WORK INSTRUCTIONS: Images within the entries are to be omitted; the remainder must be reproduced exactly.

THE INPUT:
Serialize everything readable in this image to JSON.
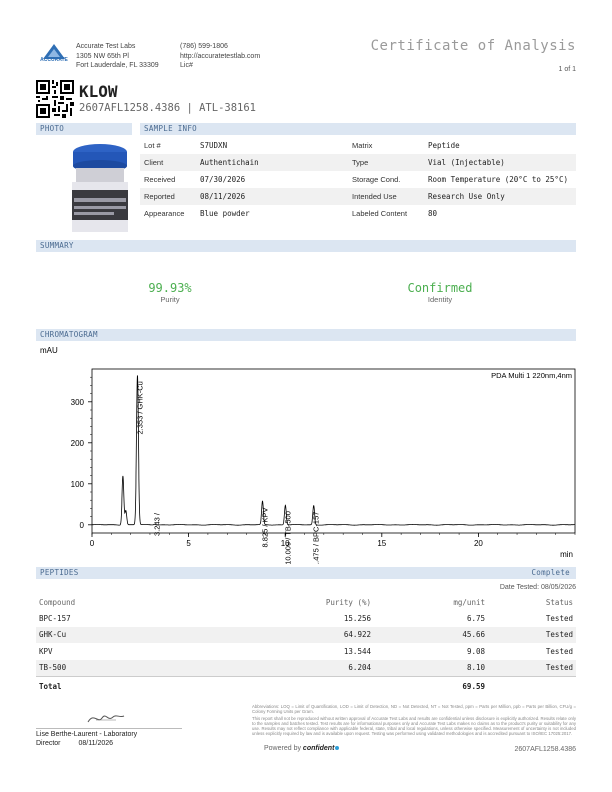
{
  "lab": {
    "name": "Accurate Test Labs",
    "address1": "1305 NW 65th Pl",
    "address2": "Fort Lauderdale, FL 33309",
    "phone": "(786) 599-1806",
    "website": "http://accuratetestlab.com",
    "lic": "Lic#",
    "logo_text": "ACCURATE"
  },
  "doc": {
    "title": "Certificate of Analysis",
    "page": "1 of 1",
    "product": "KLOW",
    "ids": "2607AFL1258.4386 | ATL-38161"
  },
  "sections": {
    "photo": "PHOTO",
    "sample_info": "SAMPLE INFO",
    "summary": "SUMMARY",
    "chromatogram": "CHROMATOGRAM",
    "peptides": "PEPTIDES",
    "peptides_status": "Complete"
  },
  "sample_info": {
    "lot_label": "Lot #",
    "lot": "S7UDXN",
    "client_label": "Client",
    "client": "Authentichain",
    "received_label": "Received",
    "received": "07/30/2026",
    "reported_label": "Reported",
    "reported": "08/11/2026",
    "appearance_label": "Appearance",
    "appearance": "Blue powder",
    "matrix_label": "Matrix",
    "matrix": "Peptide",
    "type_label": "Type",
    "type": "Vial (Injectable)",
    "storage_label": "Storage Cond.",
    "storage": "Room Temperature (20°C to 25°C)",
    "intended_label": "Intended Use",
    "intended": "Research Use Only",
    "labeled_label": "Labeled Content",
    "labeled": "80"
  },
  "summary": {
    "purity_value": "99.93%",
    "purity_label": "Purity",
    "identity_value": "Confirmed",
    "identity_label": "Identity",
    "purity_color": "#4caf50",
    "identity_color": "#4caf50"
  },
  "chart_data": {
    "type": "line",
    "title": "PDA Multi 1 220nm,4nm",
    "ylabel": "mAU",
    "xlabel": "min",
    "xlim": [
      0,
      25
    ],
    "ylim": [
      -20,
      380
    ],
    "xticks": [
      "0",
      "5",
      "10",
      "15",
      "20"
    ],
    "yticks": [
      "0",
      "100",
      "200",
      "300"
    ],
    "peaks": [
      {
        "x": 1.6,
        "y": 120,
        "label": ""
      },
      {
        "x": 1.75,
        "y": 35,
        "label": ""
      },
      {
        "x": 2.353,
        "y": 365,
        "label": "2.353 / GHK-Cu"
      },
      {
        "x": 3.243,
        "y": 2,
        "label": "3.243 /"
      },
      {
        "x": 8.825,
        "y": 57,
        "label": "8.825 / KPV"
      },
      {
        "x": 10.009,
        "y": 48,
        "label": "10.009 / TB-500"
      },
      {
        "x": 11.475,
        "y": 47,
        "label": "11.475 / BPC-157"
      }
    ],
    "line_color": "#000000"
  },
  "peptides": {
    "date_tested": "Date Tested: 08/05/2026",
    "headers": [
      "Compound",
      "Purity (%)",
      "mg/unit",
      "Status"
    ],
    "rows": [
      {
        "compound": "BPC-157",
        "purity": "15.256",
        "mg": "6.75",
        "status": "Tested"
      },
      {
        "compound": "GHK-Cu",
        "purity": "64.922",
        "mg": "45.66",
        "status": "Tested"
      },
      {
        "compound": "KPV",
        "purity": "13.544",
        "mg": "9.08",
        "status": "Tested"
      },
      {
        "compound": "TB-500",
        "purity": "6.204",
        "mg": "8.10",
        "status": "Tested"
      }
    ],
    "total_label": "Total",
    "total_mg": "69.59"
  },
  "footer": {
    "signer": "Lise Berthe-Laurent - Laboratory",
    "signer_title": "Director",
    "sign_date": "08/11/2026",
    "abbrev": "Abbreviations: LOQ = Limit of Quantification, LOD = Limit of Detection, ND = Not Detected, NT = Not Tested, ppm = Parts per Million, ppb = Parts per Billion, CFU/g = Colony Forming Units per Gram.",
    "disclaimer": "This report shall not be reproduced without written approval of Accurate Test Labs and results are confidential unless disclosure is explicitly authorized. Results relate only to the samples and batches tested. Test results are for informational purposes only and Accurate Test Labs makes no claims as to the product's purity or suitability for any use. Results may not reflect compliance with applicable federal, state, tribal and local regulations, unless otherwise specified. Measurement of uncertainty is not included unless explicitly required by law and is available upon request. Testing was performed using validated methodologies and is accredited pursuant to ISO/IEC 17025:2017.",
    "powered": "Powered by",
    "brand": "confident",
    "report_id": "2607AFL1258.4386"
  }
}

PROBLEM SOLUTION:
Serialize everything readable in this image to JSON.
{
  "lab": {
    "name": "Accurate Test Labs",
    "address1": "1305 NW 65th Pl",
    "address2": "Fort Lauderdale, FL 33309",
    "phone": "(786) 599-1806",
    "website": "http://accuratetestlab.com",
    "lic": "Lic#",
    "logo_text": "ACCURATE"
  },
  "doc": {
    "title": "Certificate of Analysis",
    "page": "1 of 1",
    "product": "KLOW",
    "ids": "2607AFL1258.4386 | ATL-38161"
  },
  "sections": {
    "photo": "PHOTO",
    "sample_info": "SAMPLE INFO",
    "summary": "SUMMARY",
    "chromatogram": "CHROMATOGRAM",
    "peptides": "PEPTIDES",
    "peptides_status": "Complete"
  },
  "sample_info": {
    "lot_label": "Lot #",
    "lot": "S7UDXN",
    "client_label": "Client",
    "client": "Authentichain",
    "received_label": "Received",
    "received": "07/30/2026",
    "reported_label": "Reported",
    "reported": "08/11/2026",
    "appearance_label": "Appearance",
    "appearance": "Blue powder",
    "matrix_label": "Matrix",
    "matrix": "Peptide",
    "type_label": "Type",
    "type": "Vial (Injectable)",
    "storage_label": "Storage Cond.",
    "storage": "Room Temperature (20°C to 25°C)",
    "intended_label": "Intended Use",
    "intended": "Research Use Only",
    "labeled_label": "Labeled Content",
    "labeled": "80"
  },
  "summary": {
    "purity_value": "99.93%",
    "purity_label": "Purity",
    "identity_value": "Confirmed",
    "identity_label": "Identity",
    "purity_color": "#4caf50",
    "identity_color": "#4caf50"
  },
  "chart_data": {
    "type": "line",
    "title": "PDA Multi 1 220nm,4nm",
    "ylabel": "mAU",
    "xlabel": "min",
    "xlim": [
      0,
      25
    ],
    "ylim": [
      -20,
      380
    ],
    "xticks": [
      "0",
      "5",
      "10",
      "15",
      "20"
    ],
    "yticks": [
      "0",
      "100",
      "200",
      "300"
    ],
    "peaks": [
      {
        "x": 1.6,
        "y": 120,
        "label": ""
      },
      {
        "x": 1.75,
        "y": 35,
        "label": ""
      },
      {
        "x": 2.353,
        "y": 365,
        "label": "2.353 / GHK-Cu"
      },
      {
        "x": 3.243,
        "y": 2,
        "label": "3.243 /"
      },
      {
        "x": 8.825,
        "y": 57,
        "label": "8.825 / KPV"
      },
      {
        "x": 10.009,
        "y": 48,
        "label": "10.009 / TB-500"
      },
      {
        "x": 11.475,
        "y": 47,
        "label": "11.475 / BPC-157"
      }
    ],
    "line_color": "#000000"
  },
  "peptides": {
    "date_tested": "Date Tested: 08/05/2026",
    "headers": [
      "Compound",
      "Purity (%)",
      "mg/unit",
      "Status"
    ],
    "rows": [
      {
        "compound": "BPC-157",
        "purity": "15.256",
        "mg": "6.75",
        "status": "Tested"
      },
      {
        "compound": "GHK-Cu",
        "purity": "64.922",
        "mg": "45.66",
        "status": "Tested"
      },
      {
        "compound": "KPV",
        "purity": "13.544",
        "mg": "9.08",
        "status": "Tested"
      },
      {
        "compound": "TB-500",
        "purity": "6.204",
        "mg": "8.10",
        "status": "Tested"
      }
    ],
    "total_label": "Total",
    "total_mg": "69.59"
  },
  "footer": {
    "signer": "Lise Berthe-Laurent - Laboratory",
    "signer_title": "Director",
    "sign_date": "08/11/2026",
    "abbrev": "Abbreviations: LOQ = Limit of Quantification, LOD = Limit of Detection, ND = Not Detected, NT = Not Tested, ppm = Parts per Million, ppb = Parts per Billion, CFU/g = Colony Forming Units per Gram.",
    "disclaimer": "This report shall not be reproduced without written approval of Accurate Test Labs and results are confidential unless disclosure is explicitly authorized. Results relate only to the samples and batches tested. Test results are for informational purposes only and Accurate Test Labs makes no claims as to the product's purity or suitability for any use. Results may not reflect compliance with applicable federal, state, tribal and local regulations, unless otherwise specified. Measurement of uncertainty is not included unless explicitly required by law and is available upon request. Testing was performed using validated methodologies and is accredited pursuant to ISO/IEC 17025:2017.",
    "powered": "Powered by",
    "brand": "confident",
    "report_id": "2607AFL1258.4386"
  }
}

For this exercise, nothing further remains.